───── GIVEN INFORMATION

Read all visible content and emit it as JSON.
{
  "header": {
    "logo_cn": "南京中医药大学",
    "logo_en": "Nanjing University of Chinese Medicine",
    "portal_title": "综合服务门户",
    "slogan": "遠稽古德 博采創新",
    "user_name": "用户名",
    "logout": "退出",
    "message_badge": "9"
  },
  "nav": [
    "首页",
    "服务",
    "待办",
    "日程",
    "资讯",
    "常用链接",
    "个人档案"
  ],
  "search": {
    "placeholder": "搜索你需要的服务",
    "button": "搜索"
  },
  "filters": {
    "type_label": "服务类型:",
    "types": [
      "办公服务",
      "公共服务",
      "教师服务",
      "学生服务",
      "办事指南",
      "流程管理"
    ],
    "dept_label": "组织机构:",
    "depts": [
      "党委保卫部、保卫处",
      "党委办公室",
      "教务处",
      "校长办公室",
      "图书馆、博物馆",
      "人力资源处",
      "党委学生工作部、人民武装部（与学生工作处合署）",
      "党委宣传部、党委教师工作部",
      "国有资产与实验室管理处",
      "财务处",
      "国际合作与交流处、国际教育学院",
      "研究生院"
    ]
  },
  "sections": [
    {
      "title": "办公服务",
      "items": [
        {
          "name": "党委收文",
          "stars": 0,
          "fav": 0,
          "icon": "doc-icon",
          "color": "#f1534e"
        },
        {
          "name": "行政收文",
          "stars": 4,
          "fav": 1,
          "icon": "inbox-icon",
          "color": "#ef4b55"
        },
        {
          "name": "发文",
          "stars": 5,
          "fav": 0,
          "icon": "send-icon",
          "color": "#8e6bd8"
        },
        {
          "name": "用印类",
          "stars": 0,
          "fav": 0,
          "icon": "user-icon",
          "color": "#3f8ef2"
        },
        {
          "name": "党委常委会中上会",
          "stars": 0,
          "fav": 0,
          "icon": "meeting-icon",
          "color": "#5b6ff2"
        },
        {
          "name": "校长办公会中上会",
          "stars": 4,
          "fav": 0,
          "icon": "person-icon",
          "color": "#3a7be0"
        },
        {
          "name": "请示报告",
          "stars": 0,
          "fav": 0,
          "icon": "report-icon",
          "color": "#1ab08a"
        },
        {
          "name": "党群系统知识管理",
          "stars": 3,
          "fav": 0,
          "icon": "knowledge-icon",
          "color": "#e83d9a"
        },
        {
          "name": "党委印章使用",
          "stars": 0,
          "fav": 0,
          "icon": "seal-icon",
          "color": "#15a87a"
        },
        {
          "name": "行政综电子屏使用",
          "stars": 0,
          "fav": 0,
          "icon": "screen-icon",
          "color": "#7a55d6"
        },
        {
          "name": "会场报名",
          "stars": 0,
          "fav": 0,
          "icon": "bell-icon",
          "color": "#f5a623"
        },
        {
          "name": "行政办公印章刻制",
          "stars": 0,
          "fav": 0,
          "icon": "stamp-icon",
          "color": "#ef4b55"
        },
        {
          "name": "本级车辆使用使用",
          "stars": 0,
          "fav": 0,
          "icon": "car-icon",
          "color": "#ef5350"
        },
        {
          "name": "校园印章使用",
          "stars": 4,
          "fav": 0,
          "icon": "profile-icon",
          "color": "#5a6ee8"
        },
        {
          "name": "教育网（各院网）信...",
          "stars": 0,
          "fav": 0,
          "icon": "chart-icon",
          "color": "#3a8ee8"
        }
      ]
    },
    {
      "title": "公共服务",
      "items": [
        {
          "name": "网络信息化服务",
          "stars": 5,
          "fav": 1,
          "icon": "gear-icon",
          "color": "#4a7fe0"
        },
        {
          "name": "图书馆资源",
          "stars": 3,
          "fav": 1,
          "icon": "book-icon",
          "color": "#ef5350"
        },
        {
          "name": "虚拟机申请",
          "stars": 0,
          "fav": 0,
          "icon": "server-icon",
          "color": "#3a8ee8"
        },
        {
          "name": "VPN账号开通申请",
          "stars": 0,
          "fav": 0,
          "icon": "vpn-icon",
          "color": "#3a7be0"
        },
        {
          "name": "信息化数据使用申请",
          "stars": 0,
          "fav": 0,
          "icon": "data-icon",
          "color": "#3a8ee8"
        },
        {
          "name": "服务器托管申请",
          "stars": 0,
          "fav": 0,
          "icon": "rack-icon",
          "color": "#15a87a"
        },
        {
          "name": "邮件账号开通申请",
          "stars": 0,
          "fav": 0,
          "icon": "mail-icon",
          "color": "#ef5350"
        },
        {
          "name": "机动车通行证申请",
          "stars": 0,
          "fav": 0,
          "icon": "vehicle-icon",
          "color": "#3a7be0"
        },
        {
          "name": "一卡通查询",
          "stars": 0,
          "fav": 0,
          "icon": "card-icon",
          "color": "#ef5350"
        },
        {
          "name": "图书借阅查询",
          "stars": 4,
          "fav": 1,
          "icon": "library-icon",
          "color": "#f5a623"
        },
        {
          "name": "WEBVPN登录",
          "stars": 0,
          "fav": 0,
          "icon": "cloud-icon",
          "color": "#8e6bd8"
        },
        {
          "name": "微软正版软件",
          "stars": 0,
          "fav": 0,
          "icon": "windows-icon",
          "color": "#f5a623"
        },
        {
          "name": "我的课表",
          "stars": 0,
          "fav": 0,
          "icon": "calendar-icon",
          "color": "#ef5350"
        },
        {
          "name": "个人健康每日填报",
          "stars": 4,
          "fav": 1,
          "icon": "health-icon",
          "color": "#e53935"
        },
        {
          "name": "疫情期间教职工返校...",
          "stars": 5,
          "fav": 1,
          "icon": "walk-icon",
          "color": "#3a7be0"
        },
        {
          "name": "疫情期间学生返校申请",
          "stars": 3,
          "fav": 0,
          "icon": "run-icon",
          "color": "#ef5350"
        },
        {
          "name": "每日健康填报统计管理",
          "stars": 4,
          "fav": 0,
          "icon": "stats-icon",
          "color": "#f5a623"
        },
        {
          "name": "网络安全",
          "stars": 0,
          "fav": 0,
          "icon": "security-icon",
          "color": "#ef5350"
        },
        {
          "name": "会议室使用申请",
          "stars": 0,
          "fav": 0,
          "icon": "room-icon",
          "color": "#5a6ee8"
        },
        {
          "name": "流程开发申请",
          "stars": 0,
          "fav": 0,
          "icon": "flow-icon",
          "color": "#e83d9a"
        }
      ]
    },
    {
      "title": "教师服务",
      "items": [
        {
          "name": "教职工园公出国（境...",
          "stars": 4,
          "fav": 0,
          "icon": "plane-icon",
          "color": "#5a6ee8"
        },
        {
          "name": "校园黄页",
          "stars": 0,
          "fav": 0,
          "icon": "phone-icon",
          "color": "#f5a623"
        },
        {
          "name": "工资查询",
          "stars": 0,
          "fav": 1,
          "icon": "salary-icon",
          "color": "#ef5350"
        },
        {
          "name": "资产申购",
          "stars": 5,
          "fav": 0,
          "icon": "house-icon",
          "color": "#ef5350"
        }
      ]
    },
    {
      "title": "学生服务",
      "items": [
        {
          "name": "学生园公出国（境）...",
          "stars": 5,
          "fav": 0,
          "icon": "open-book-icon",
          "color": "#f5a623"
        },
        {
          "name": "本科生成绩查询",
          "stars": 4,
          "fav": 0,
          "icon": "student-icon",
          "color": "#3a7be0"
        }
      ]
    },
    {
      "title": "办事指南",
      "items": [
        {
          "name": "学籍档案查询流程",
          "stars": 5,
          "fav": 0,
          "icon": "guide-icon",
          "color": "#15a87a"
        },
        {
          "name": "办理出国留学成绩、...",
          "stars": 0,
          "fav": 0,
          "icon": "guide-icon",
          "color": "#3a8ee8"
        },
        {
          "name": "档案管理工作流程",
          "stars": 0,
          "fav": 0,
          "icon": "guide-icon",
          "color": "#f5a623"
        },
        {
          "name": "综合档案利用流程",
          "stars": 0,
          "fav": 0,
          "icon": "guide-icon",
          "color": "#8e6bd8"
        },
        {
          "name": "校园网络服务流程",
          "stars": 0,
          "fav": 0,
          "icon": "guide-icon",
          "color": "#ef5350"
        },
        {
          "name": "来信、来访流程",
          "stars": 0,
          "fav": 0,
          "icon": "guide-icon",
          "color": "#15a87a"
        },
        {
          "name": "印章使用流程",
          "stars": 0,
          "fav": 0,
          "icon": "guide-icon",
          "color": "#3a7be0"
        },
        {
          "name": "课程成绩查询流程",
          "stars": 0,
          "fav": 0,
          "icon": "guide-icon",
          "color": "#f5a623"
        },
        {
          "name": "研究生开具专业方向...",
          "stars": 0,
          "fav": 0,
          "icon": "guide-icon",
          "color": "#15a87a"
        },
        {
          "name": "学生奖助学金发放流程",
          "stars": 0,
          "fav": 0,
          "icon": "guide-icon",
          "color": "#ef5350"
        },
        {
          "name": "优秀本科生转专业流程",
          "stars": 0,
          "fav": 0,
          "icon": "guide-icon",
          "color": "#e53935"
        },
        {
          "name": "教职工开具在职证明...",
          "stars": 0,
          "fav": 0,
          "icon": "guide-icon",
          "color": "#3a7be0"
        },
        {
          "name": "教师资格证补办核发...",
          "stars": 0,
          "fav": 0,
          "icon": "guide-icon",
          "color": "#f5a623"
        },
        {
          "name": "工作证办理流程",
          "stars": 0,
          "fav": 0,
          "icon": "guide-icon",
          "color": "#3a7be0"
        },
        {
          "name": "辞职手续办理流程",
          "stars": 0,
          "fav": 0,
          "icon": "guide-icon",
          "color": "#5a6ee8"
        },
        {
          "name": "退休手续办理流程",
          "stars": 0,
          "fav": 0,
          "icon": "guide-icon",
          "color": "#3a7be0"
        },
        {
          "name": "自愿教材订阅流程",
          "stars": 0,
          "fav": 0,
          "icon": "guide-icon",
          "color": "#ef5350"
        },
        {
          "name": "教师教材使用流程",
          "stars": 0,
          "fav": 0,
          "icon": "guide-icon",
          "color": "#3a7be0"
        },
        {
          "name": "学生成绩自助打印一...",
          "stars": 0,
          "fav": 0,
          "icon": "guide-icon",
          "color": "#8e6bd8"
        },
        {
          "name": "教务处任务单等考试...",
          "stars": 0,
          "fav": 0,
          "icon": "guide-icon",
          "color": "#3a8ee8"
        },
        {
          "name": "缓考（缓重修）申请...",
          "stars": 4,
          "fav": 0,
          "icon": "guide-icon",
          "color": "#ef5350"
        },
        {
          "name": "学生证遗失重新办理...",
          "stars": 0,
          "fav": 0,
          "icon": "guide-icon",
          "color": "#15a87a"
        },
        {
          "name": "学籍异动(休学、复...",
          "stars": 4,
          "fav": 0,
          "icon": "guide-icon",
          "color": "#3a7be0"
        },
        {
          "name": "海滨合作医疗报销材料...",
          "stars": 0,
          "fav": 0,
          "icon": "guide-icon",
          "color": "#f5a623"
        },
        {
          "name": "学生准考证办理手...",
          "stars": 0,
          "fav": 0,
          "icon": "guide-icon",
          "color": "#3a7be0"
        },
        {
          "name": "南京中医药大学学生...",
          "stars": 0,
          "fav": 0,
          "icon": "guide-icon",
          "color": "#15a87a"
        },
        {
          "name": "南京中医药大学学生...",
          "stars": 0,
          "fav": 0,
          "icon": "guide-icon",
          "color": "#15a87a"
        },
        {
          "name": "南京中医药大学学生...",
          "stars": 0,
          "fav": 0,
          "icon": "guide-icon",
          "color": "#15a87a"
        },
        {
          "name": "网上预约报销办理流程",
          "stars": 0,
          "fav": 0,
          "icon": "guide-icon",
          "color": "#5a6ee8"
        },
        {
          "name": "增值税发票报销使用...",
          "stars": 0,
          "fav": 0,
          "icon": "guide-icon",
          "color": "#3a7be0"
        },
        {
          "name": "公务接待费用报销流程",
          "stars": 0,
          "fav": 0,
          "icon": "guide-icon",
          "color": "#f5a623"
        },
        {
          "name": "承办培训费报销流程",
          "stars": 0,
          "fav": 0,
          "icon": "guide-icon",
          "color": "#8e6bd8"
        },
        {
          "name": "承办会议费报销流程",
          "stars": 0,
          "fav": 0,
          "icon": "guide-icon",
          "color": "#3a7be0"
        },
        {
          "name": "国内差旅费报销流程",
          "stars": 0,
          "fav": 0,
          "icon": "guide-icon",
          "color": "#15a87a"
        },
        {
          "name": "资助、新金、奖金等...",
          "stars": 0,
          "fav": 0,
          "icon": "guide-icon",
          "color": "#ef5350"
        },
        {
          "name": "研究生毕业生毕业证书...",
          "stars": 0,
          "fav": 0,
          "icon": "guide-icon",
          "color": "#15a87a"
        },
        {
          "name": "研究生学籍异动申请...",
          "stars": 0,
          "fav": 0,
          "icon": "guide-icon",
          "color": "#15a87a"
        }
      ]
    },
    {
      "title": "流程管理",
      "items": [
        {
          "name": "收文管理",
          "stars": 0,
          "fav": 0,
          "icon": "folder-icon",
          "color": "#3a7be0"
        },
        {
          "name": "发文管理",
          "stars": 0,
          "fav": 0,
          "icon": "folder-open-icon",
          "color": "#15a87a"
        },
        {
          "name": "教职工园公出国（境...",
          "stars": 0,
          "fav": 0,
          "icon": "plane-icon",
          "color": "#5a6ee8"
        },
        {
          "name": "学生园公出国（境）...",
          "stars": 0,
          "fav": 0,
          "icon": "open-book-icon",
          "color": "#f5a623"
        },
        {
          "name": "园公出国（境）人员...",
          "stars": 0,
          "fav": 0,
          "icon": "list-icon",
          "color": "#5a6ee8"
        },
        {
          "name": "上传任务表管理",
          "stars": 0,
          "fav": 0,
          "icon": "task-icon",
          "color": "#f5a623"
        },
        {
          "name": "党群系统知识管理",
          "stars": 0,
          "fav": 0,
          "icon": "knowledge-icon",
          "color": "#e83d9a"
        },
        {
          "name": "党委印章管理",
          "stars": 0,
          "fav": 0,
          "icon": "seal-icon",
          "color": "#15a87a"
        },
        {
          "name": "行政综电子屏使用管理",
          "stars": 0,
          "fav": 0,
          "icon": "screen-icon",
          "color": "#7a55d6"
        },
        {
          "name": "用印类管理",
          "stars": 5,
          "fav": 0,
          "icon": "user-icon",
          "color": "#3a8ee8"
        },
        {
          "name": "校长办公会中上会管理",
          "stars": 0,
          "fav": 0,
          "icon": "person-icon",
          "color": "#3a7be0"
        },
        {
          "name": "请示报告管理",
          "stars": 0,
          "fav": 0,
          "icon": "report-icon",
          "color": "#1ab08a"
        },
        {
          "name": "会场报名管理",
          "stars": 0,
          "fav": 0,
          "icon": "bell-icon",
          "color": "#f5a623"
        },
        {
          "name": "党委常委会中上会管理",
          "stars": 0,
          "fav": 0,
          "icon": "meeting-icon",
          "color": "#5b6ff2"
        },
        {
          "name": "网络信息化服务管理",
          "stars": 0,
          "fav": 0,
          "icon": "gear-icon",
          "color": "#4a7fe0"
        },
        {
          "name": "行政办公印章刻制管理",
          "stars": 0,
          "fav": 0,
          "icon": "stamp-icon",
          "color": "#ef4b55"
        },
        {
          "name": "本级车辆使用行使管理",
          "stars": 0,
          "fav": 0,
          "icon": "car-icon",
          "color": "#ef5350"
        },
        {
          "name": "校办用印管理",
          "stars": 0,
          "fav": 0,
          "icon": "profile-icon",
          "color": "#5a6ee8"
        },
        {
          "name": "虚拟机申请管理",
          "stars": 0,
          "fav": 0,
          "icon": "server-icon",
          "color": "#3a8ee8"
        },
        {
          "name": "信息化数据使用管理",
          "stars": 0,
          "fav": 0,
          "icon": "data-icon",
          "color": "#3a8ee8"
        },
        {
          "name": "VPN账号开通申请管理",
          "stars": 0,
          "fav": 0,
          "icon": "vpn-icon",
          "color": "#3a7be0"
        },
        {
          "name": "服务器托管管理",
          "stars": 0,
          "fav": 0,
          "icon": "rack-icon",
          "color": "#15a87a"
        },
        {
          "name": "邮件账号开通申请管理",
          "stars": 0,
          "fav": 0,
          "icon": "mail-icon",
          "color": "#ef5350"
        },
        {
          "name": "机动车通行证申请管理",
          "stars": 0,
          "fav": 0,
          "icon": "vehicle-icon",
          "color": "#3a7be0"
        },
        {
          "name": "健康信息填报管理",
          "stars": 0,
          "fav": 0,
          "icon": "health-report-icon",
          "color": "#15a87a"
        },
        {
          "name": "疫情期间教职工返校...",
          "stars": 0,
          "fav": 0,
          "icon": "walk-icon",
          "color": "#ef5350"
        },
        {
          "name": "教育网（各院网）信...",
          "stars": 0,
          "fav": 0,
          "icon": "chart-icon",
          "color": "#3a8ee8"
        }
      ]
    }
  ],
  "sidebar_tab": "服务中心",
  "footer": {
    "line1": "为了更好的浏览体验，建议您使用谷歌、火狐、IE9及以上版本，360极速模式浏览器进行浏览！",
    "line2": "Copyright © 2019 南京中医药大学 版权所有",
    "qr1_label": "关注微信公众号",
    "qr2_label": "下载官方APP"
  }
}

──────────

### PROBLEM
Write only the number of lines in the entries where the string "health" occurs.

### RESPONSE
2